YOUR ASSIGNMENT = Give back every record exactly as written.

INPUT DATA Start Marker

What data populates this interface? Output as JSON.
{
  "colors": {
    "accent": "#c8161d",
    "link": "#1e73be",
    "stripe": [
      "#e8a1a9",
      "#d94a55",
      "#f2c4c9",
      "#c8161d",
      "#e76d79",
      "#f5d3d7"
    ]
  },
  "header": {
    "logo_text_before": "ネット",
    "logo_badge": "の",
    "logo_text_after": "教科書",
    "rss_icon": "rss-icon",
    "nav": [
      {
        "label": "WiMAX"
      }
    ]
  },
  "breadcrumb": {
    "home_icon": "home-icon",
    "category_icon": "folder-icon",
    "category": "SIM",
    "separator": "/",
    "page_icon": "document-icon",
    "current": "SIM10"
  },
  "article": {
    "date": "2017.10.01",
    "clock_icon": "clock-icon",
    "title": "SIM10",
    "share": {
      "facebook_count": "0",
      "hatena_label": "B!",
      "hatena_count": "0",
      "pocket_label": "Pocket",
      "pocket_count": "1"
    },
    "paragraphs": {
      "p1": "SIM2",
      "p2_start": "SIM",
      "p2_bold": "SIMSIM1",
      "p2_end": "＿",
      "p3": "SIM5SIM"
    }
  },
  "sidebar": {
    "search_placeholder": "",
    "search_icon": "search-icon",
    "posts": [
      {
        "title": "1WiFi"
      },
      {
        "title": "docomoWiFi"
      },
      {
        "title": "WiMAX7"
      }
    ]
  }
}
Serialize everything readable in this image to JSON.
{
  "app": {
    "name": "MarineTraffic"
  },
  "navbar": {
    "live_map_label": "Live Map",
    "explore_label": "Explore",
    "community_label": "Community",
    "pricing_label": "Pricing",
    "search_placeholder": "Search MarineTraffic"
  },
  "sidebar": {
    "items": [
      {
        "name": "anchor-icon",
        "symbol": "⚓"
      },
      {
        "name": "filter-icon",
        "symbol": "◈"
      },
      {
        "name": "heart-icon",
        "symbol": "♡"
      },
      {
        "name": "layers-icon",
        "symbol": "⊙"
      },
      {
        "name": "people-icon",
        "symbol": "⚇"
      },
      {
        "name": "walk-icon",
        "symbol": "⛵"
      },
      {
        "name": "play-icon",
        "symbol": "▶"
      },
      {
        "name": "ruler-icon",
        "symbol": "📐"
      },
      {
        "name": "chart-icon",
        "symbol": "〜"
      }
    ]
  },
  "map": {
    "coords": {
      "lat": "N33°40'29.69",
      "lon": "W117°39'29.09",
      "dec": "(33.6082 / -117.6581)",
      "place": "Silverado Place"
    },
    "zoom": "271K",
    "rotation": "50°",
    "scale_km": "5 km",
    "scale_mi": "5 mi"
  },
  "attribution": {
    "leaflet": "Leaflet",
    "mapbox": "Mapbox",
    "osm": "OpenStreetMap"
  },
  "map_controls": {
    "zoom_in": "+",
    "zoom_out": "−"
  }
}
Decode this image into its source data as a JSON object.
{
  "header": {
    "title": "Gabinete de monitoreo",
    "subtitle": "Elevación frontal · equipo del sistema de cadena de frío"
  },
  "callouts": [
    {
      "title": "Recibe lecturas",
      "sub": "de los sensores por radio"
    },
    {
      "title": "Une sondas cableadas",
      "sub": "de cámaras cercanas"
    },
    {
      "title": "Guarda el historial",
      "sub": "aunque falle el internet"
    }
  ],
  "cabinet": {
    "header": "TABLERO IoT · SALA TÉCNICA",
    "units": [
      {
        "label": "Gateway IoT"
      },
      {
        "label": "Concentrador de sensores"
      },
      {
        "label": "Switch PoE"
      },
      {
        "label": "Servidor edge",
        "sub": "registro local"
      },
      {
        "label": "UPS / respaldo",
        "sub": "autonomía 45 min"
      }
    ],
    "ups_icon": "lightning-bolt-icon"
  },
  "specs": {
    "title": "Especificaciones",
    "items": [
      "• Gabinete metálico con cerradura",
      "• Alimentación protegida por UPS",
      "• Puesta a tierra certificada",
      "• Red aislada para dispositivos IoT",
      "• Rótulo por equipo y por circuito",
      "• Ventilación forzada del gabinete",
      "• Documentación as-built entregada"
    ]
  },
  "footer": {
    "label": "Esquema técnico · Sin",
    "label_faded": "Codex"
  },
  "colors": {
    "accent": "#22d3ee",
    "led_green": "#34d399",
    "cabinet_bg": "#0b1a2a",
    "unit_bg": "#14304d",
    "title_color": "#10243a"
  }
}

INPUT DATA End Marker

TASK ANSWER =
What data populates this interface? Output as JSON.
{
  "colors": {
    "accent": "#c8161d",
    "link": "#1e73be",
    "stripe": [
      "#e8a1a9",
      "#d94a55",
      "#f2c4c9",
      "#c8161d",
      "#e76d79",
      "#f5d3d7"
    ]
  },
  "header": {
    "logo_text_before": "ネット",
    "logo_badge": "の",
    "logo_text_after": "教科書",
    "rss_icon": "rss-icon",
    "nav": [
      {
        "label": "WiMAX"
      }
    ]
  },
  "breadcrumb": {
    "home_icon": "home-icon",
    "category_icon": "folder-icon",
    "category": "SIM",
    "separator": "/",
    "page_icon": "document-icon",
    "current": "SIM10"
  },
  "article": {
    "date": "2017.10.01",
    "clock_icon": "clock-icon",
    "title": "SIM10",
    "share": {
      "facebook_count": "0",
      "hatena_label": "B!",
      "hatena_count": "0",
      "pocket_label": "Pocket",
      "pocket_count": "1"
    },
    "paragraphs": {
      "p1": "SIM2",
      "p2_start": "SIM",
      "p2_bold": "SIMSIM1",
      "p2_end": "＿",
      "p3": "SIM5SIM"
    }
  },
  "sidebar": {
    "search_placeholder": "",
    "search_icon": "search-icon",
    "posts": [
      {
        "title": "1WiFi"
      },
      {
        "title": "docomoWiFi"
      },
      {
        "title": "WiMAX7"
      }
    ]
  }
}
Serialize everything readable in this image to JSON.
{
  "app": {
    "name": "MarineTraffic"
  },
  "navbar": {
    "live_map_label": "Live Map",
    "explore_label": "Explore",
    "community_label": "Community",
    "pricing_label": "Pricing",
    "search_placeholder": "Search MarineTraffic"
  },
  "sidebar": {
    "items": [
      {
        "name": "anchor-icon",
        "symbol": "⚓"
      },
      {
        "name": "filter-icon",
        "symbol": "◈"
      },
      {
        "name": "heart-icon",
        "symbol": "♡"
      },
      {
        "name": "layers-icon",
        "symbol": "⊙"
      },
      {
        "name": "people-icon",
        "symbol": "⚇"
      },
      {
        "name": "walk-icon",
        "symbol": "⛵"
      },
      {
        "name": "play-icon",
        "symbol": "▶"
      },
      {
        "name": "ruler-icon",
        "symbol": "📐"
      },
      {
        "name": "chart-icon",
        "symbol": "〜"
      }
    ]
  },
  "map": {
    "coords": {
      "lat": "N33°40'29.69",
      "lon": "W117°39'29.09",
      "dec": "(33.6082 / -117.6581)",
      "place": "Silverado Place"
    },
    "zoom": "271K",
    "rotation": "50°",
    "scale_km": "5 km",
    "scale_mi": "5 mi"
  },
  "attribution": {
    "leaflet": "Leaflet",
    "mapbox": "Mapbox",
    "osm": "OpenStreetMap"
  },
  "map_controls": {
    "zoom_in": "+",
    "zoom_out": "−"
  }
}
Decode this image into its source data as a JSON object.
{
  "header": {
    "title": "Gabinete de monitoreo",
    "subtitle": "Elevación frontal · equipo del sistema de cadena de frío"
  },
  "callouts": [
    {
      "title": "Recibe lecturas",
      "sub": "de los sensores por radio"
    },
    {
      "title": "Une sondas cableadas",
      "sub": "de cámaras cercanas"
    },
    {
      "title": "Guarda el historial",
      "sub": "aunque falle el internet"
    }
  ],
  "cabinet": {
    "header": "TABLERO IoT · SALA TÉCNICA",
    "units": [
      {
        "label": "Gateway IoT"
      },
      {
        "label": "Concentrador de sensores"
      },
      {
        "label": "Switch PoE"
      },
      {
        "label": "Servidor edge",
        "sub": "registro local"
      },
      {
        "label": "UPS / respaldo",
        "sub": "autonomía 45 min"
      }
    ],
    "ups_icon": "lightning-bolt-icon"
  },
  "specs": {
    "title": "Especificaciones",
    "items": [
      "• Gabinete metálico con cerradura",
      "• Alimentación protegida por UPS",
      "• Puesta a tierra certificada",
      "• Red aislada para dispositivos IoT",
      "• Rótulo por equipo y por circuito",
      "• Ventilación forzada del gabinete",
      "• Documentación as-built entregada"
    ]
  },
  "footer": {
    "label": "Esquema técnico · Sin",
    "label_faded": "Codex"
  },
  "colors": {
    "accent": "#22d3ee",
    "led_green": "#34d399",
    "cabinet_bg": "#0b1a2a",
    "unit_bg": "#14304d",
    "title_color": "#10243a"
  }
}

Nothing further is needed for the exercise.